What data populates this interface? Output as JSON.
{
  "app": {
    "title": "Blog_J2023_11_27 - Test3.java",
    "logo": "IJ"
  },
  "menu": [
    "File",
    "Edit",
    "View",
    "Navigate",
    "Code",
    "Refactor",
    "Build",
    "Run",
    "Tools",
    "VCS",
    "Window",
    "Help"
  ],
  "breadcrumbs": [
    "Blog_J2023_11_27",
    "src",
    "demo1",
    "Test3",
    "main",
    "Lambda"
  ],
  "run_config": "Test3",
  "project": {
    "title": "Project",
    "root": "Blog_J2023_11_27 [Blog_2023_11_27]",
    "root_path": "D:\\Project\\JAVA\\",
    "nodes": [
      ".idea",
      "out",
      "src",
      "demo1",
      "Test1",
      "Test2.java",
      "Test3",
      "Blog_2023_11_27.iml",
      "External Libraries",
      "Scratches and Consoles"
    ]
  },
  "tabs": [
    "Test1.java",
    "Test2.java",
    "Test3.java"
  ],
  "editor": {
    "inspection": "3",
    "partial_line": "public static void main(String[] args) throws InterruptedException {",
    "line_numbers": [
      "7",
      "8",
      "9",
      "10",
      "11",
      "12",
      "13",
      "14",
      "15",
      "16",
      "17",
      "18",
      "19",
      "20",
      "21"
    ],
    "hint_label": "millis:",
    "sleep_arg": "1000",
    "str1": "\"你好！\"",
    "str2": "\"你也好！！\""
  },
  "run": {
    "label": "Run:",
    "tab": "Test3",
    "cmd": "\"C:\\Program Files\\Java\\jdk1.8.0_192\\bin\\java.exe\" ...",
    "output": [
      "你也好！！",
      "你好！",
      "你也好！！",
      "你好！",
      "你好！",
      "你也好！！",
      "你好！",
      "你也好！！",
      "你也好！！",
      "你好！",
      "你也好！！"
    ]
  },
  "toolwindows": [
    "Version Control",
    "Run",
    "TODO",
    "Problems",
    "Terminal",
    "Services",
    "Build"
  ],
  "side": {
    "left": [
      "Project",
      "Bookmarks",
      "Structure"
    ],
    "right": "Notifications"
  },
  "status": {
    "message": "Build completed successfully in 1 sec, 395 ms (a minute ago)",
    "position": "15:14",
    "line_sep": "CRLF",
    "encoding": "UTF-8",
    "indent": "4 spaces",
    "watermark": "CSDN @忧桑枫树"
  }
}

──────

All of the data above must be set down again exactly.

What data populates this interface? Output as JSON.
{
  "app": {
    "title": "Blog_J2023_11_27 - Test3.java",
    "logo": "IJ"
  },
  "menu": [
    "File",
    "Edit",
    "View",
    "Navigate",
    "Code",
    "Refactor",
    "Build",
    "Run",
    "Tools",
    "VCS",
    "Window",
    "Help"
  ],
  "breadcrumbs": [
    "Blog_J2023_11_27",
    "src",
    "demo1",
    "Test3",
    "main",
    "Lambda"
  ],
  "run_config": "Test3",
  "project": {
    "title": "Project",
    "root": "Blog_J2023_11_27 [Blog_2023_11_27]",
    "root_path": "D:\\Project\\JAVA\\",
    "nodes": [
      ".idea",
      "out",
      "src",
      "demo1",
      "Test1",
      "Test2.java",
      "Test3",
      "Blog_2023_11_27.iml",
      "External Libraries",
      "Scratches and Consoles"
    ]
  },
  "tabs": [
    "Test1.java",
    "Test2.java",
    "Test3.java"
  ],
  "editor": {
    "inspection": "3",
    "partial_line": "public static void main(String[] args) throws InterruptedException {",
    "line_numbers": [
      "7",
      "8",
      "9",
      "10",
      "11",
      "12",
      "13",
      "14",
      "15",
      "16",
      "17",
      "18",
      "19",
      "20",
      "21"
    ],
    "hint_label": "millis:",
    "sleep_arg": "1000",
    "str1": "\"你好！\"",
    "str2": "\"你也好！！\""
  },
  "run": {
    "label": "Run:",
    "tab": "Test3",
    "cmd": "\"C:\\Program Files\\Java\\jdk1.8.0_192\\bin\\java.exe\" ...",
    "output": [
      "你也好！！",
      "你好！",
      "你也好！！",
      "你好！",
      "你好！",
      "你也好！！",
      "你好！",
      "你也好！！",
      "你也好！！",
      "你好！",
      "你也好！！"
    ]
  },
  "toolwindows": [
    "Version Control",
    "Run",
    "TODO",
    "Problems",
    "Terminal",
    "Services",
    "Build"
  ],
  "side": {
    "left": [
      "Project",
      "Bookmarks",
      "Structure"
    ],
    "right": "Notifications"
  },
  "status": {
    "message": "Build completed successfully in 1 sec, 395 ms (a minute ago)",
    "position": "15:14",
    "line_sep": "CRLF",
    "encoding": "UTF-8",
    "indent": "4 spaces",
    "watermark": "CSDN @忧桑枫树"
  }
}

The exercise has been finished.